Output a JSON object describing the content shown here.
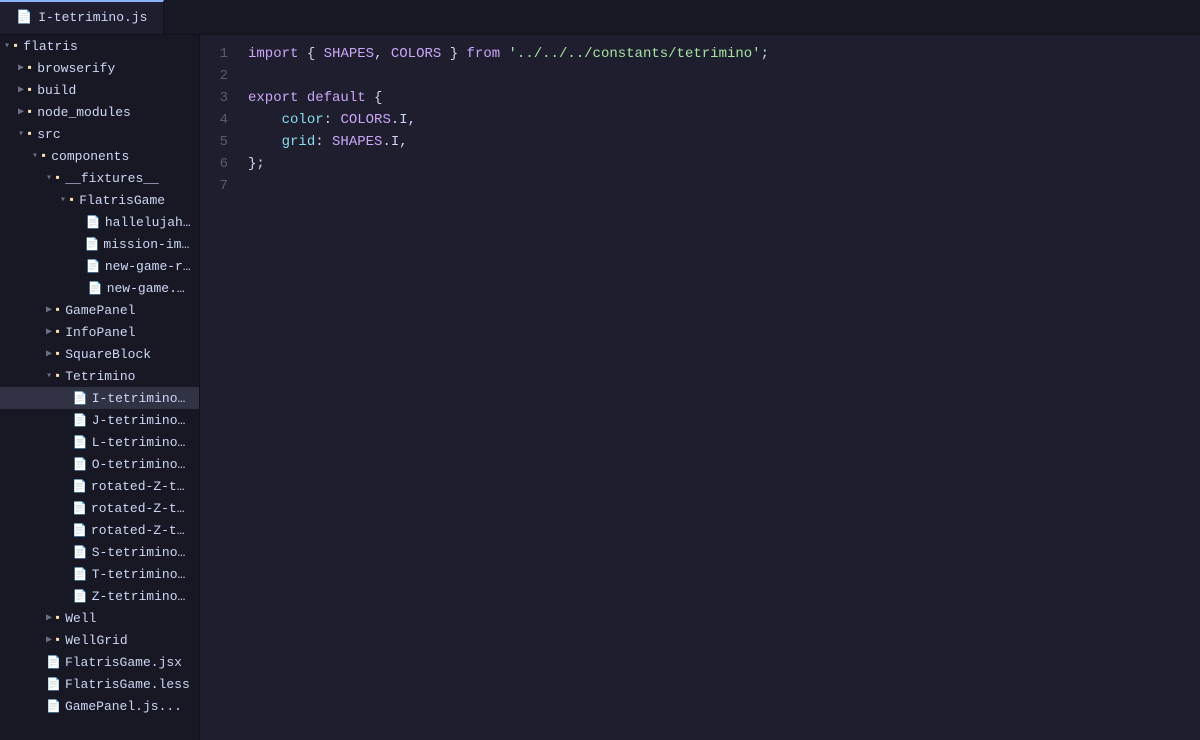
{
  "tabs": [
    {
      "id": "I-tetrimino",
      "label": "I-tetrimino.js",
      "active": true
    }
  ],
  "sidebar": {
    "tree": [
      {
        "id": "flatris",
        "label": "flatris",
        "type": "folder",
        "expanded": true,
        "level": 0
      },
      {
        "id": "browserify",
        "label": "browserify",
        "type": "folder",
        "expanded": false,
        "level": 1
      },
      {
        "id": "build",
        "label": "build",
        "type": "folder",
        "expanded": false,
        "level": 1
      },
      {
        "id": "node_modules",
        "label": "node_modules",
        "type": "folder",
        "expanded": false,
        "level": 1
      },
      {
        "id": "src",
        "label": "src",
        "type": "folder",
        "expanded": true,
        "level": 1
      },
      {
        "id": "components",
        "label": "components",
        "type": "folder",
        "expanded": true,
        "level": 2
      },
      {
        "id": "__fixtures__",
        "label": "__fixtures__",
        "type": "folder",
        "expanded": true,
        "level": 3
      },
      {
        "id": "FlatrisGame",
        "label": "FlatrisGame",
        "type": "folder",
        "expanded": true,
        "level": 4
      },
      {
        "id": "hallelujah.js",
        "label": "hallelujah.js",
        "type": "file",
        "level": 5
      },
      {
        "id": "mission-impo",
        "label": "mission-impo...",
        "type": "file",
        "level": 5
      },
      {
        "id": "new-game-r",
        "label": "new-game-r...",
        "type": "file",
        "level": 5
      },
      {
        "id": "new-game.js",
        "label": "new-game.js",
        "type": "file",
        "level": 5
      },
      {
        "id": "GamePanel",
        "label": "GamePanel",
        "type": "folder",
        "expanded": false,
        "level": 3
      },
      {
        "id": "InfoPanel",
        "label": "InfoPanel",
        "type": "folder",
        "expanded": false,
        "level": 3
      },
      {
        "id": "SquareBlock",
        "label": "SquareBlock",
        "type": "folder",
        "expanded": false,
        "level": 3
      },
      {
        "id": "Tetrimino",
        "label": "Tetrimino",
        "type": "folder",
        "expanded": true,
        "level": 3
      },
      {
        "id": "I-tetrimino.js",
        "label": "I-tetrimino.js",
        "type": "file",
        "level": 4,
        "selected": true
      },
      {
        "id": "J-tetrimino.js",
        "label": "J-tetrimino.js",
        "type": "file",
        "level": 4
      },
      {
        "id": "L-tetrimino.js",
        "label": "L-tetrimino.js",
        "type": "file",
        "level": 4
      },
      {
        "id": "O-tetrimino.js",
        "label": "O-tetrimino.js",
        "type": "file",
        "level": 4
      },
      {
        "id": "rotated-Z-te",
        "label": "rotated-Z-te...",
        "type": "file",
        "level": 4
      },
      {
        "id": "rotated-Z-te2",
        "label": "rotated-Z-te...",
        "type": "file",
        "level": 4
      },
      {
        "id": "rotated-Z-te3",
        "label": "rotated-Z-te...",
        "type": "file",
        "level": 4
      },
      {
        "id": "S-tetrimino.js",
        "label": "S-tetrimino.js",
        "type": "file",
        "level": 4
      },
      {
        "id": "T-tetrimino.js",
        "label": "T-tetrimino.js",
        "type": "file",
        "level": 4
      },
      {
        "id": "Z-tetrimino.js",
        "label": "Z-tetrimino.js",
        "type": "file",
        "level": 4
      },
      {
        "id": "Well",
        "label": "Well",
        "type": "folder",
        "expanded": false,
        "level": 3
      },
      {
        "id": "WellGrid",
        "label": "WellGrid",
        "type": "folder",
        "expanded": false,
        "level": 3
      },
      {
        "id": "FlatrisGame.jsx",
        "label": "FlatrisGame.jsx",
        "type": "file",
        "level": 2
      },
      {
        "id": "FlatrisGame.less",
        "label": "FlatrisGame.less",
        "type": "file",
        "level": 2
      },
      {
        "id": "GamePanel.js",
        "label": "GamePanel.js...",
        "type": "file",
        "level": 2
      }
    ]
  },
  "editor": {
    "filename": "I-tetrimino.js",
    "lines": [
      {
        "num": 1,
        "content": "import { SHAPES, COLORS } from '../../../constants/tetrimino';"
      },
      {
        "num": 2,
        "content": ""
      },
      {
        "num": 3,
        "content": "export default {"
      },
      {
        "num": 4,
        "content": "    color: COLORS.I,"
      },
      {
        "num": 5,
        "content": "    grid: SHAPES.I,"
      },
      {
        "num": 6,
        "content": "};"
      },
      {
        "num": 7,
        "content": ""
      }
    ]
  }
}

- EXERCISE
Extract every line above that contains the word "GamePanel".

- YOUR SOLUTION
        "id": "GamePanel",
        "label": "GamePanel",
        "id": "GamePanel.js",
        "label": "GamePanel.js...",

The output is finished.